<<<<

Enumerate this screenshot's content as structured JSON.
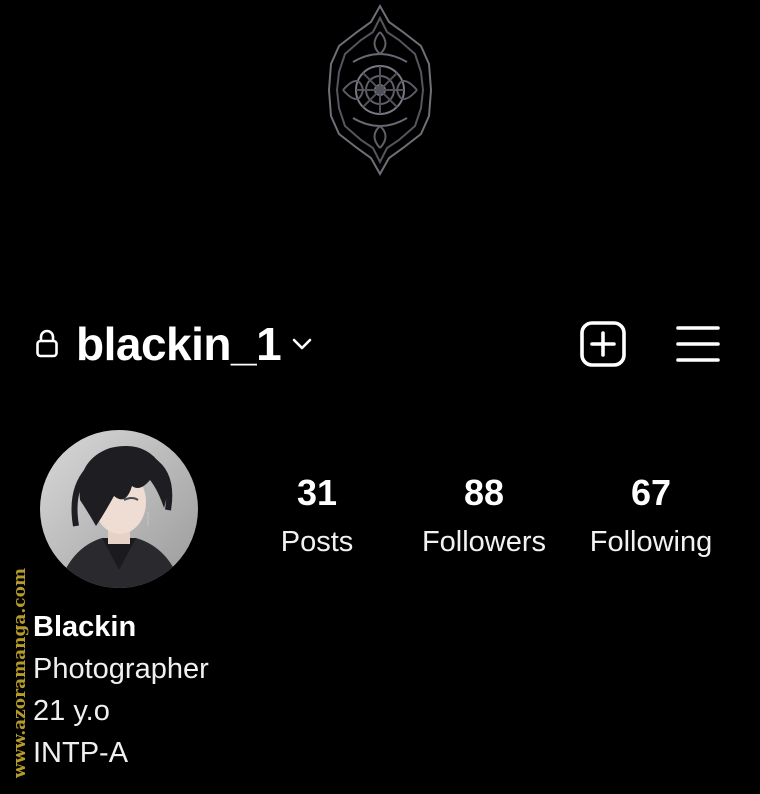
{
  "header": {
    "username": "blackin_1",
    "lock_icon": "lock-icon",
    "switch_icon": "chevron-down-icon",
    "create_icon": "plus-square-icon",
    "menu_icon": "hamburger-menu-icon"
  },
  "stats": {
    "posts": {
      "value": "31",
      "label": "Posts"
    },
    "followers": {
      "value": "88",
      "label": "Followers"
    },
    "following": {
      "value": "67",
      "label": "Following"
    }
  },
  "bio": {
    "name": "Blackin",
    "lines": [
      "Photographer",
      "21 y.o",
      "INTP-A"
    ]
  },
  "watermark": "www.azoramanga.com",
  "colors": {
    "background": "#000000",
    "text": "#ffffff",
    "watermark": "#b59b2a",
    "ornament": "#6f6f78"
  }
}
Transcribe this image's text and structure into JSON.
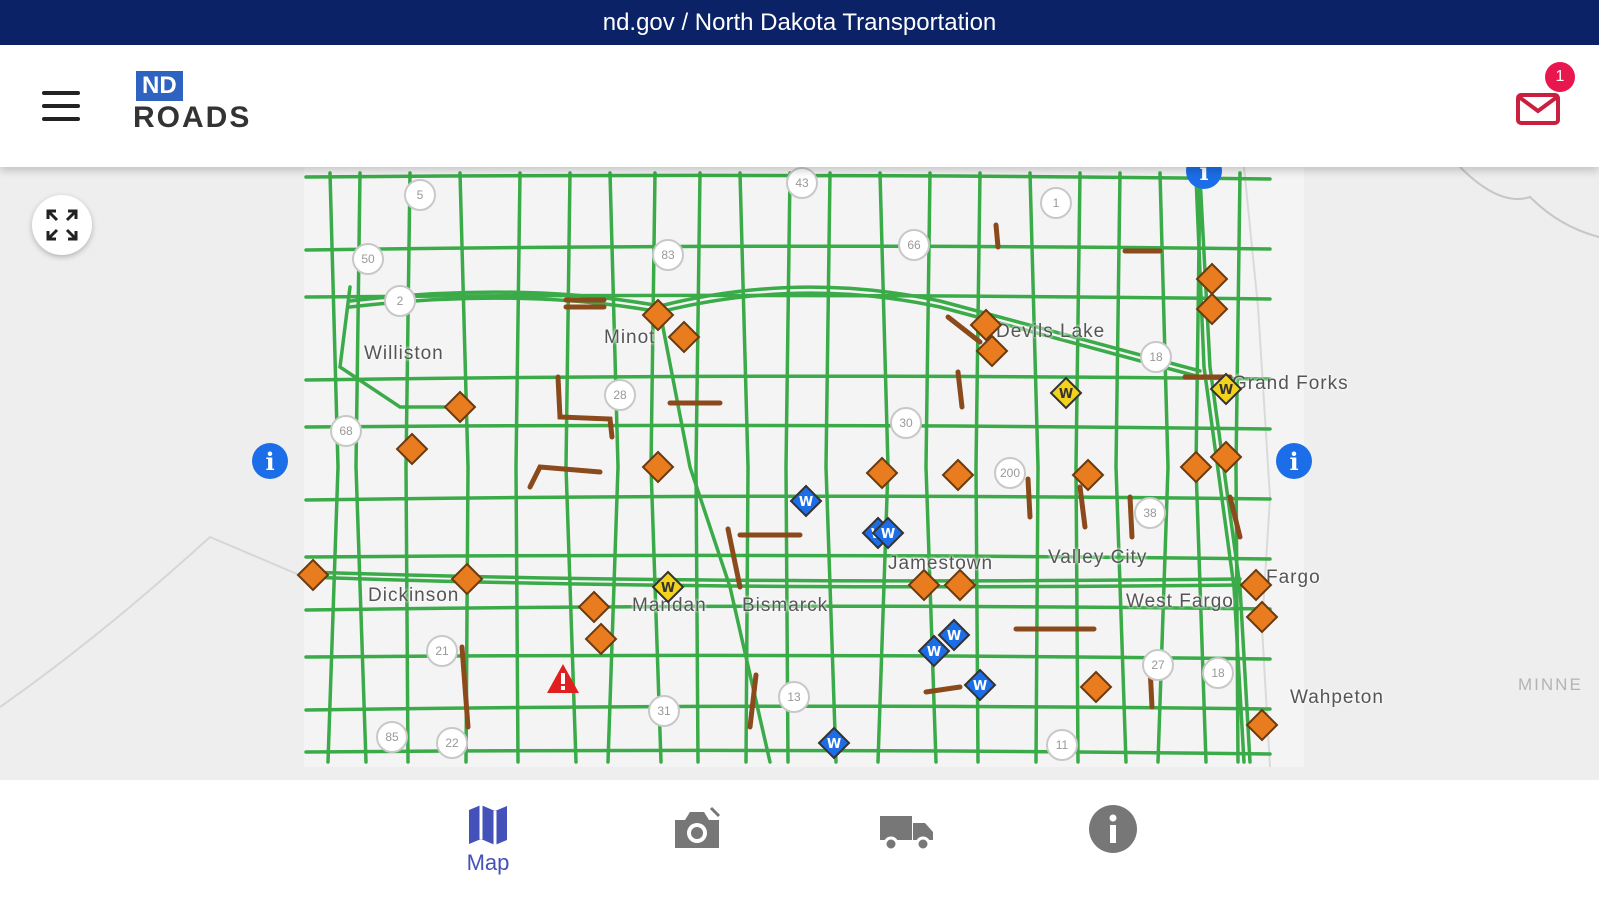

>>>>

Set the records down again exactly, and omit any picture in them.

Enumerate this screenshot's content as structured JSON.
{
  "header": {
    "username": "blackin_1",
    "lock_icon": "lock-icon",
    "switch_icon": "chevron-down-icon",
    "create_icon": "plus-square-icon",
    "menu_icon": "hamburger-menu-icon"
  },
  "stats": {
    "posts": {
      "value": "31",
      "label": "Posts"
    },
    "followers": {
      "value": "88",
      "label": "Followers"
    },
    "following": {
      "value": "67",
      "label": "Following"
    }
  },
  "bio": {
    "name": "Blackin",
    "lines": [
      "Photographer",
      "21 y.o",
      "INTP-A"
    ]
  },
  "watermark": "www.azoramanga.com",
  "colors": {
    "background": "#000000",
    "text": "#ffffff",
    "watermark": "#b59b2a",
    "ornament": "#6f6f78"
  }
}
Transcribe this image's text and structure into JSON.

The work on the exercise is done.